Fig. 96 represents the new mode of making wells by simply driving into the earth common iron gas pipe, pointed at the lower end, and perforated at the sides near the lower extremity for the ingress of water — thus obviating entirely the cost and labor of digging wells. If driven through a subterranean spring, stratum of water, or a wet layer of sand or gravel, it is obvious that the water will immediately flow through the perforations into the pipe ; and by attaching a good pump to the pipe, and pumping for a time, all the particles of sand and fine gravel will be drawn out, and the cavity thus formed around the perforations will remain filled with pure water. These tubes and pumps are admirably adapted to localities where large beds of wet gravel exist fifteen or twenty-five feet below; and in fact to all soils where large stones are not abundant. Where these occur, the pipe must be withdrawn and tried in a new place, until success is attained.
An excellent deep well pump is represented by fig. 97 — the working part being placed at the bottom of the well, is adapted to any depth of water, the rod working safely within the cylinder. The lower part of the cylinder is furnished with a strainer which is plugged at the bottom to prevent the ingress of sand and mud. The connecting pipe between the cylinder at the bottom and the standard at the top, is wrought or galvanized iron. The pump of course needs bracing to prevent swinging when worked.
Other Iron Articles. — A clothes-line reel is shown in fig, 98, the arms being made of wood and inserted after the cast-iron or central part has reached its destination. The tight square cap, immediately below the reel, fits upon the top of a post set out of doors, conveniently accessible to the wash room.
Fig. 99 is a slop-sink which needs very little explanation. It will hold a common sized tub of water, and is furnished with a strainer and cesspool, forming a safety-valve to the drain when set upon it.

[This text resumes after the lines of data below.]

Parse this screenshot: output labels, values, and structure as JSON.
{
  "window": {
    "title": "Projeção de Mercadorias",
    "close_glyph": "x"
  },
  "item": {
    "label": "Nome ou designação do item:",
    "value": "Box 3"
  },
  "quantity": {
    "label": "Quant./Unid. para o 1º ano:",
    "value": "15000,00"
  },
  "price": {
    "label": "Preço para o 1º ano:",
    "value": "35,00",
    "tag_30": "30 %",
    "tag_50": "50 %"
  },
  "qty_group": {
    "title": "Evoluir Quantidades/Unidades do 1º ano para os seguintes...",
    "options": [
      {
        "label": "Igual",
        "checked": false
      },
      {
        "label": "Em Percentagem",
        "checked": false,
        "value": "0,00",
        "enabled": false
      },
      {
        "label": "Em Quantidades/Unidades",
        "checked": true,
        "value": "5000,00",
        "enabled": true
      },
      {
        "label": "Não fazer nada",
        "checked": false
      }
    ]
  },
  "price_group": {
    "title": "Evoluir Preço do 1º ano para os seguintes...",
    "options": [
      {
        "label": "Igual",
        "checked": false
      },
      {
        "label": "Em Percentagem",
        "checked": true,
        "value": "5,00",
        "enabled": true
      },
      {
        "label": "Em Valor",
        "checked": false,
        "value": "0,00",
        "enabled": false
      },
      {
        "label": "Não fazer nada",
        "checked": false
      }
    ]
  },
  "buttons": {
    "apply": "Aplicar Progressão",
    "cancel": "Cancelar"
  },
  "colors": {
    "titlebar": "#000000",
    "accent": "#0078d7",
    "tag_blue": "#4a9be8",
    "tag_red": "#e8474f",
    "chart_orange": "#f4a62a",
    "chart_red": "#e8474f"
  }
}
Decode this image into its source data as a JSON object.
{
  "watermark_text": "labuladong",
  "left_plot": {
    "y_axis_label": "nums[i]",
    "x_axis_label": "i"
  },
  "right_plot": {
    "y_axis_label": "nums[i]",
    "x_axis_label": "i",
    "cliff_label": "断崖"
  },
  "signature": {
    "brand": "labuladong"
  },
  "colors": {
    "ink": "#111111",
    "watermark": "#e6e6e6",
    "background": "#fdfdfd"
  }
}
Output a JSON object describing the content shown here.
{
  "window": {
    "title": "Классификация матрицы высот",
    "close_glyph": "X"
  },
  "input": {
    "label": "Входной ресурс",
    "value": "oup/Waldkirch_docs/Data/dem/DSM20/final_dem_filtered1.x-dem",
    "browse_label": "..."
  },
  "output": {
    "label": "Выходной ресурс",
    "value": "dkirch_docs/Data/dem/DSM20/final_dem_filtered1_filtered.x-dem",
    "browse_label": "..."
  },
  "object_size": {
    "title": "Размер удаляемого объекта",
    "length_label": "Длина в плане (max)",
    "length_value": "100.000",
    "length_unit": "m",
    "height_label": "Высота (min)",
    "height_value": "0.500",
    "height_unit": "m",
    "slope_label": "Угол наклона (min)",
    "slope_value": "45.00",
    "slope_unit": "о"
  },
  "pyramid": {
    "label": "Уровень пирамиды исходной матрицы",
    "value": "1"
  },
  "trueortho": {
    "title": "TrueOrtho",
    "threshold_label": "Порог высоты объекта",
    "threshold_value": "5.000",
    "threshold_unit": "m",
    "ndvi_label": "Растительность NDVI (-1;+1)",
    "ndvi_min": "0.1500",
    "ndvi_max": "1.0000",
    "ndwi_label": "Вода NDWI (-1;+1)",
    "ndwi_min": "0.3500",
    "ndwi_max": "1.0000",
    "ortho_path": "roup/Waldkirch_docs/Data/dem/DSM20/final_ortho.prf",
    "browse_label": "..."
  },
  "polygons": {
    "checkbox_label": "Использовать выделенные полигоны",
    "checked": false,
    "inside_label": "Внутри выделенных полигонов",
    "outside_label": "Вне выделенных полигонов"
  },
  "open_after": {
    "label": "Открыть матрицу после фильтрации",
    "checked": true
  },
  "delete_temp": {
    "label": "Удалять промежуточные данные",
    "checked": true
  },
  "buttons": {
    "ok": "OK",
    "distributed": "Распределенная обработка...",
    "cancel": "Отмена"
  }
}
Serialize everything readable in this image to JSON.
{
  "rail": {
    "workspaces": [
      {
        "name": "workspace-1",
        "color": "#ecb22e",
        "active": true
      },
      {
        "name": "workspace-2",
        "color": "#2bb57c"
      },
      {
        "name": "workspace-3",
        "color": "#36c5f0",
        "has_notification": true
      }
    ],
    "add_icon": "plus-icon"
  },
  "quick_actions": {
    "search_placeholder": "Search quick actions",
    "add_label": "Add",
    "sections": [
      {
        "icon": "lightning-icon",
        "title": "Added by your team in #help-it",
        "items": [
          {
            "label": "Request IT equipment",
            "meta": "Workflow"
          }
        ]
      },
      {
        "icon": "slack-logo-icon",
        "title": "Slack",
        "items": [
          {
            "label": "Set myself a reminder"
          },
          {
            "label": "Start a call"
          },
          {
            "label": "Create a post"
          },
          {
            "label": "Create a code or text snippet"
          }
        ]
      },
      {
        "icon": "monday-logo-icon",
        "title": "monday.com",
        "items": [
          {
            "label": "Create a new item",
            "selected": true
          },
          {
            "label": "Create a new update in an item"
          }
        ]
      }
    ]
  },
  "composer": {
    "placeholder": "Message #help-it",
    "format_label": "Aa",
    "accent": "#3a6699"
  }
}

Figs. 100 and 101 represent the bell-traps alluded to, which prevent the entrance of impure gases or nausious affluvia into dwellings from sewers or drains. Fig. 101 is a section
showing the structure of different parts. The inverted bell A. comes below the top of the tube C. into the water B. and thus entirely confines the gas in the top of the inverted bell A. The arrows show the course of the water through the trap into the sewer or drain.
Cast-iron jack-screws, shown in fig. 102, are useful for many purposes, such as raising the corners or sides of buildings which have settled out of place, in renewing the under-pinning, &c. The nuts to these screws are made so as to let into a wooden block or timber.